Component data from apps and pages –
·····

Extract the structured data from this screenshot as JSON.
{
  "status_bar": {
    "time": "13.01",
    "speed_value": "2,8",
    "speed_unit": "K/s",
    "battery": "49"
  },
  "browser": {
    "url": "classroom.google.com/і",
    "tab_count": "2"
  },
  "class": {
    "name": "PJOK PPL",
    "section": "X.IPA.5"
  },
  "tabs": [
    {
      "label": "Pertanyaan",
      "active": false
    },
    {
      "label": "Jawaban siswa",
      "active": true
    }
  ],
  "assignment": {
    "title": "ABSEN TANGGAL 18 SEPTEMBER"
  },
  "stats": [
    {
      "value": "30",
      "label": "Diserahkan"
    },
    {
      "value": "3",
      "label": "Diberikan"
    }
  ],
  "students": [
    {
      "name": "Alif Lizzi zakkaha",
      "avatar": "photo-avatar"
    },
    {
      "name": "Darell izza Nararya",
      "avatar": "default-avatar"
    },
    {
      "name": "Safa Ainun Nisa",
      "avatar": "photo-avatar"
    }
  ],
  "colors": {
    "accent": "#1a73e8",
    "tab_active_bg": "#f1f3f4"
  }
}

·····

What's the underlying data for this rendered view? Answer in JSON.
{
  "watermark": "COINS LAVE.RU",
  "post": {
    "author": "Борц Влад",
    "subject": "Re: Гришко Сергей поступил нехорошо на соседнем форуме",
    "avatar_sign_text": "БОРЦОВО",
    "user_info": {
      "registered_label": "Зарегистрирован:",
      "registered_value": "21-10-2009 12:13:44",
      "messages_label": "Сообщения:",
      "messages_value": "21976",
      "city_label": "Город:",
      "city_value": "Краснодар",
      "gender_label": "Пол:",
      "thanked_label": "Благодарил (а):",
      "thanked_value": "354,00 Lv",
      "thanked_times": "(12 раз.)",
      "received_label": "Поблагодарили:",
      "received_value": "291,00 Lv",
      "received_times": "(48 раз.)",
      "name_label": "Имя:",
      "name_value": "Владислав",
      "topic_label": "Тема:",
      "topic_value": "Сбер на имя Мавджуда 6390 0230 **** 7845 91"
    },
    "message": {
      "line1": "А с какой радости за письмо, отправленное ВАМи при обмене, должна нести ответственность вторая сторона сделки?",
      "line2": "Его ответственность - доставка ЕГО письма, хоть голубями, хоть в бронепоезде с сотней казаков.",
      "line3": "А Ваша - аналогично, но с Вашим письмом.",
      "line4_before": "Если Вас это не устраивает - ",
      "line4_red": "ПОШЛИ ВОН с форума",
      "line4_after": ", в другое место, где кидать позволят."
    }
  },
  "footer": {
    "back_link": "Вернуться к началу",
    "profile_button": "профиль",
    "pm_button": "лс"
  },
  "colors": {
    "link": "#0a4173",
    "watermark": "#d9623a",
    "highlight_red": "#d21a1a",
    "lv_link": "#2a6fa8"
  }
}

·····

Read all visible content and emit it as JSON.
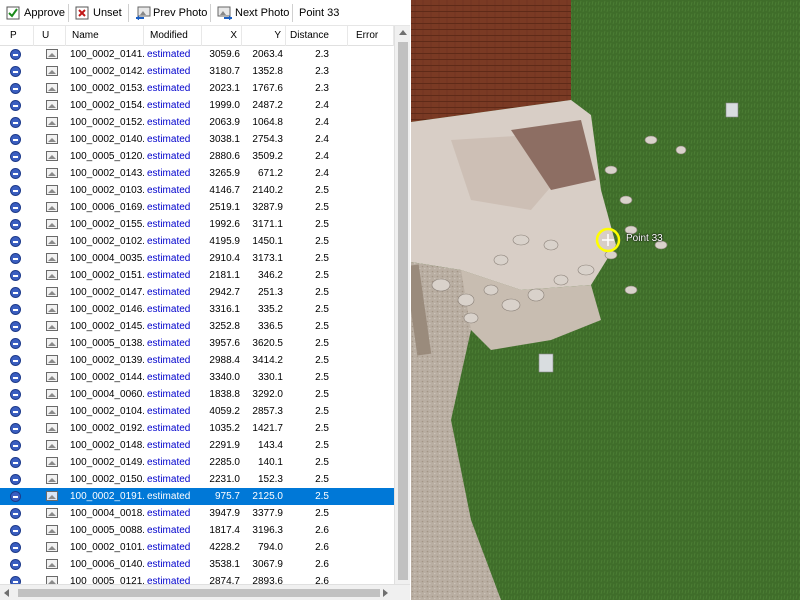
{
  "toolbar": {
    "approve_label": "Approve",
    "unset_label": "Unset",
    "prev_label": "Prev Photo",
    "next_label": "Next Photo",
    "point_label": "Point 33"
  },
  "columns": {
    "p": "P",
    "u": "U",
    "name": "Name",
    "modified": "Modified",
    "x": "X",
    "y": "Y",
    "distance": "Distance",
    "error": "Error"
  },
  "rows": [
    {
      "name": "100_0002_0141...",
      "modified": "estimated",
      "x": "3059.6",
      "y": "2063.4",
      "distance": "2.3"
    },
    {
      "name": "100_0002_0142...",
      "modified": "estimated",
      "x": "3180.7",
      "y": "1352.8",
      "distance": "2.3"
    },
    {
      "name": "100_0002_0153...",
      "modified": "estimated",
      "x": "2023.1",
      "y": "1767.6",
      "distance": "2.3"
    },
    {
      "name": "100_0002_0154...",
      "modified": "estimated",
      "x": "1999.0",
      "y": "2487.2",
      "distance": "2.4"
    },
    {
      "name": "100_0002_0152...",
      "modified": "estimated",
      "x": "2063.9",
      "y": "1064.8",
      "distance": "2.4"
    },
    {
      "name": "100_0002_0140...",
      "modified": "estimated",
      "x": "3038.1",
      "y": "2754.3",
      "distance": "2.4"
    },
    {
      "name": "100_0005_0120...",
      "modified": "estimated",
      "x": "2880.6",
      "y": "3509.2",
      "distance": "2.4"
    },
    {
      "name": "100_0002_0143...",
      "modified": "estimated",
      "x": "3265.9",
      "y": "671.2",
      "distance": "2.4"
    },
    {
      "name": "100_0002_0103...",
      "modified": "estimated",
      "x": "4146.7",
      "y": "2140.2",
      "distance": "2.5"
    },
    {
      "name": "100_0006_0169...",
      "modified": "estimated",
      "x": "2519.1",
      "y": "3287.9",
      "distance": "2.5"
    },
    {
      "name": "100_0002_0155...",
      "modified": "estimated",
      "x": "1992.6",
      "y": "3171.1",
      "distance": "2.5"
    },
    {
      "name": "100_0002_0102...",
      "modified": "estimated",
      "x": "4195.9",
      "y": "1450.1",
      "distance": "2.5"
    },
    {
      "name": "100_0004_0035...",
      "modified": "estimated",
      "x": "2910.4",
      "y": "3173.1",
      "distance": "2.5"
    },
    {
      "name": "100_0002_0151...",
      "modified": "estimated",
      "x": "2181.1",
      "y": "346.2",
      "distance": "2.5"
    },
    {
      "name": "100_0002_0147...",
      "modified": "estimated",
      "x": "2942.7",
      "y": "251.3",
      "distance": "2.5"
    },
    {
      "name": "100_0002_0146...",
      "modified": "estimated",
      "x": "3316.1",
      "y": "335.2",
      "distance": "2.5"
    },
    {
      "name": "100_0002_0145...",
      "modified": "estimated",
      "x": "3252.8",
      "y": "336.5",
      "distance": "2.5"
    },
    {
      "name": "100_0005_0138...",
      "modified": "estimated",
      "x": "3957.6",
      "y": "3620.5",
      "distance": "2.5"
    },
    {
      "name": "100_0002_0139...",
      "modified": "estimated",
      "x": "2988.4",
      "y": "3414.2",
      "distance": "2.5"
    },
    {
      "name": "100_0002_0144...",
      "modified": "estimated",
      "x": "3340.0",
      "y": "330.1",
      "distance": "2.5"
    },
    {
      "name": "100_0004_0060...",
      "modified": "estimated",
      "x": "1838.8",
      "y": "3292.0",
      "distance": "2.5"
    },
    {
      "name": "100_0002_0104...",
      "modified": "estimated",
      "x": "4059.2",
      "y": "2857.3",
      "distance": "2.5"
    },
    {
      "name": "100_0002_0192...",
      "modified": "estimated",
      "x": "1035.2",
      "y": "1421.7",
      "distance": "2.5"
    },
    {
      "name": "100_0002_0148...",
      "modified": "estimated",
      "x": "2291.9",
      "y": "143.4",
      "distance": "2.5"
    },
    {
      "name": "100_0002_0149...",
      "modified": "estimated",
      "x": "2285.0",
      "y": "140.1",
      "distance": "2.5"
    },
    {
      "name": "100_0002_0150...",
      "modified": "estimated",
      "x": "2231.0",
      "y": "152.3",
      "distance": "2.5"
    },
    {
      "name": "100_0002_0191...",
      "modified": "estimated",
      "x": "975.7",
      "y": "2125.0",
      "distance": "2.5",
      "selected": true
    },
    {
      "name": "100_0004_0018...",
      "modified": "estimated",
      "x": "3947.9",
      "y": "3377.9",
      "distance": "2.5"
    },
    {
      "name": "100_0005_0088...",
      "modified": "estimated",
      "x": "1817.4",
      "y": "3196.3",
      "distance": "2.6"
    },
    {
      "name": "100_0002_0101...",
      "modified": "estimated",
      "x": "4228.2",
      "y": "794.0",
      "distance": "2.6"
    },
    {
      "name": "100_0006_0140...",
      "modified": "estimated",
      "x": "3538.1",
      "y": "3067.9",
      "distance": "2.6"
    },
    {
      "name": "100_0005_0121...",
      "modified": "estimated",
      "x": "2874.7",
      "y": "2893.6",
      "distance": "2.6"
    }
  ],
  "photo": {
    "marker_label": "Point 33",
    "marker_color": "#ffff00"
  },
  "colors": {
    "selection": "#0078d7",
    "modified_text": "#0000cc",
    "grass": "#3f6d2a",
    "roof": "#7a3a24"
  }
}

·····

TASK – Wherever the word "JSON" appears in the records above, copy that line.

FINAL ANSWER –
Extract the structured data from this screenshot as JSON.
What's the underlying data for this rendered view? Answer in JSON.
Read all visible content and emit it as JSON.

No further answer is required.